No one can for forget the Note 7 debacle happened last year. A few months later, after it was released to the customers, Samsung recalled millions of Galaxy Note 7 units from all across the world over battery issues.
The incident was speculated to be the end of “Galaxy Note” series, but knowing about Note stalwarts, Samsung soon revealed its intention of launching a Galaxy Note 7 successor despite the collapse.
“I will bring back a better, safer and very innovative Note 8,” Samsung Mobile Chief DJ Koh told in an interview with CNET. While investigating the reason behind Note 7 battery problem following customers report, Koh discovered “lots and lots of loyal Note customers”. Another Samsung official in a statement to Business Korea said, “The Galaxy Note 7 was very popular before user reports began circulating about devices that exploded or caught on fire while charging. As the phablet market, which was developed by Samsung Electronics, has been growing, the company will release the Note series this year again.”
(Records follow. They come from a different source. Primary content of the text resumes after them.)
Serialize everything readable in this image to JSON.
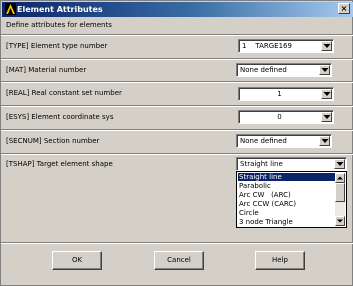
{
  "window": {
    "title": "Element Attributes",
    "close_glyph": "×",
    "app_icon": "ansys-logo-icon"
  },
  "header": {
    "instruction": "Define attributes for elements"
  },
  "fields": {
    "type": {
      "label": "[TYPE]  Element type number",
      "value": "1    TARGE169"
    },
    "mat": {
      "label": "[MAT]   Material number",
      "value": "None defined"
    },
    "real": {
      "label": "[REAL]  Real constant set number",
      "value": "1"
    },
    "esys": {
      "label": "[ESYS]  Element coordinate sys",
      "value": "0"
    },
    "secnum": {
      "label": "[SECNUM]  Section number",
      "value": "None defined"
    },
    "tshap": {
      "label": "[TSHAP]  Target element shape",
      "value": "Straight line",
      "options": [
        "Straight line",
        "Parabolic",
        "Arc CW   (ARC)",
        "Arc CCW (CARC)",
        "Circle",
        "3 node Triangle"
      ],
      "selected_index": 0
    }
  },
  "buttons": {
    "ok": "OK",
    "cancel": "Cancel",
    "help": "Help"
  },
  "colors": {
    "title_bar": "#0a246a",
    "dialog_bg": "#d4d0c8",
    "selection": "#0a246a"
  }
}
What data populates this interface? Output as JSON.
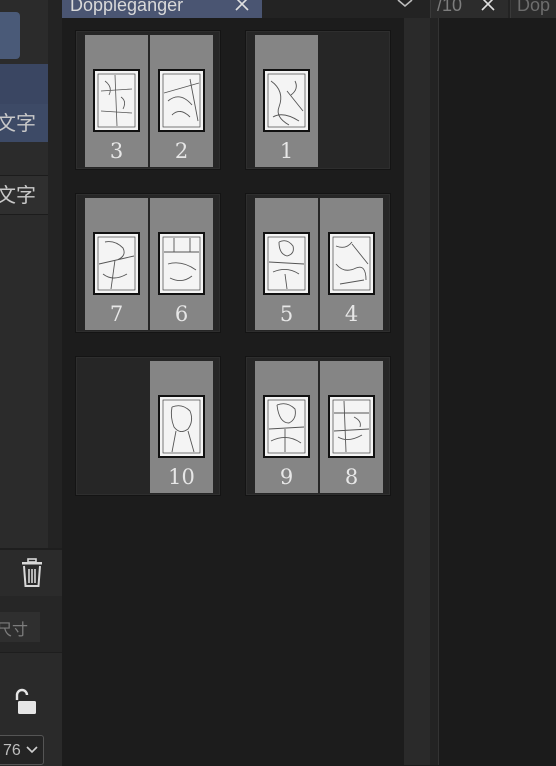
{
  "left_panel": {
    "layers": [
      {
        "label": "文字"
      },
      {
        "label": "文字"
      }
    ],
    "size_label": "尺寸",
    "zoom_value": "76"
  },
  "tabs": {
    "active": {
      "label": "Doppleganger"
    },
    "second": {
      "label": "/10"
    },
    "third": {
      "label": "Dop"
    }
  },
  "spreads": [
    {
      "pages": [
        {
          "number": "3"
        },
        {
          "number": "2"
        }
      ]
    },
    {
      "pages": [
        {
          "number": "1"
        }
      ]
    },
    {
      "pages": [
        {
          "number": "7"
        },
        {
          "number": "6"
        }
      ]
    },
    {
      "pages": [
        {
          "number": "5"
        },
        {
          "number": "4"
        }
      ]
    },
    {
      "pages": [
        {
          "number": "10"
        }
      ]
    },
    {
      "pages": [
        {
          "number": "9"
        },
        {
          "number": "8"
        }
      ]
    }
  ],
  "colors": {
    "accent": "#4a5572",
    "page_fill": "#858585"
  },
  "icons": {
    "trash": "trash-icon",
    "lock": "unlock-icon",
    "close": "close-icon",
    "chevron": "chevron-down-icon"
  }
}
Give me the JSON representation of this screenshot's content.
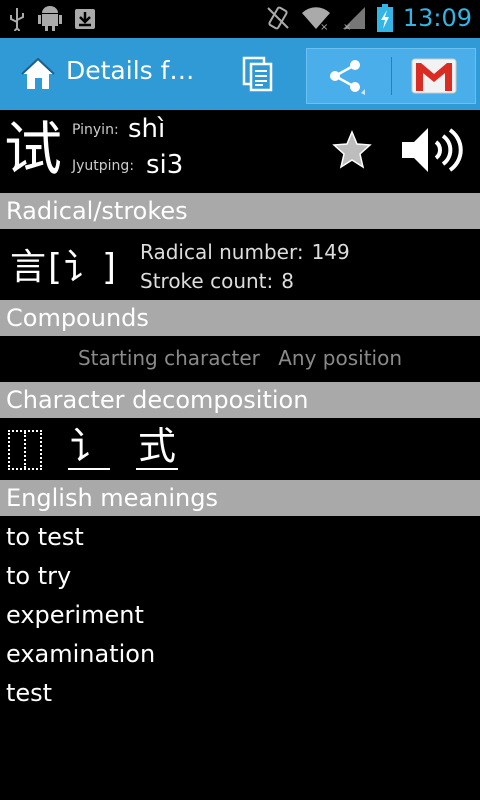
{
  "statusbar": {
    "time": "13:09",
    "icons": [
      "usb-icon",
      "android-debug-icon",
      "download-icon",
      "vibrate-icon",
      "wifi-icon",
      "signal-icon",
      "battery-charging-icon"
    ]
  },
  "actionbar": {
    "title": "Details f…",
    "icons": [
      "home-icon",
      "copy-icon",
      "share-icon",
      "gmail-icon"
    ]
  },
  "entry": {
    "character": "试",
    "pinyin_label": "Pinyin:",
    "pinyin": "shì",
    "jyutping_label": "Jyutping:",
    "jyutping": "si3"
  },
  "radical": {
    "header": "Radical/strokes",
    "chars": "言[讠]",
    "number_label": "Radical number:",
    "number": "149",
    "strokes_label": "Stroke count:",
    "strokes": "8"
  },
  "compounds": {
    "header": "Compounds",
    "starting": "Starting character",
    "any": "Any position"
  },
  "decomposition": {
    "header": "Character decomposition",
    "components": [
      "讠",
      "式"
    ]
  },
  "meanings": {
    "header": "English meanings",
    "items": [
      "to test",
      "to try",
      "experiment",
      "examination",
      "test"
    ]
  }
}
As the time progressed, Samsung primarily shifted its focus to battery's safety check. The company starts working closely with Underwater Labs for advanced safety checks for the Galaxy Note 8’s battery.
“We have been closely working with Samsung to make meaningful advancements in the science of smartphone quality and safety evaluation,” UL president Sajeev Jesudas told Engadget. “As a result, the Note 8 has successfully completed a rigorous series of device and battery safety compatibility test protocols. We look forward to maintaining our strategic relationship with Samsung to help ensure device safety for all consumers.”
According to a report by The Investor, the 3,300mAh batteries packed in Note 8 are Samsung’s SDI and Japan’s Murata Manufacturing product. “The company ditched batteries from its long-time Chinese partner ATL for its flagship phones following the Galaxy Note 7 debacle,” the report reads. Samsung SDI will be responsible for 80 per cent of the Note 8 battery production, while Murata will make the remaining 20 per cent....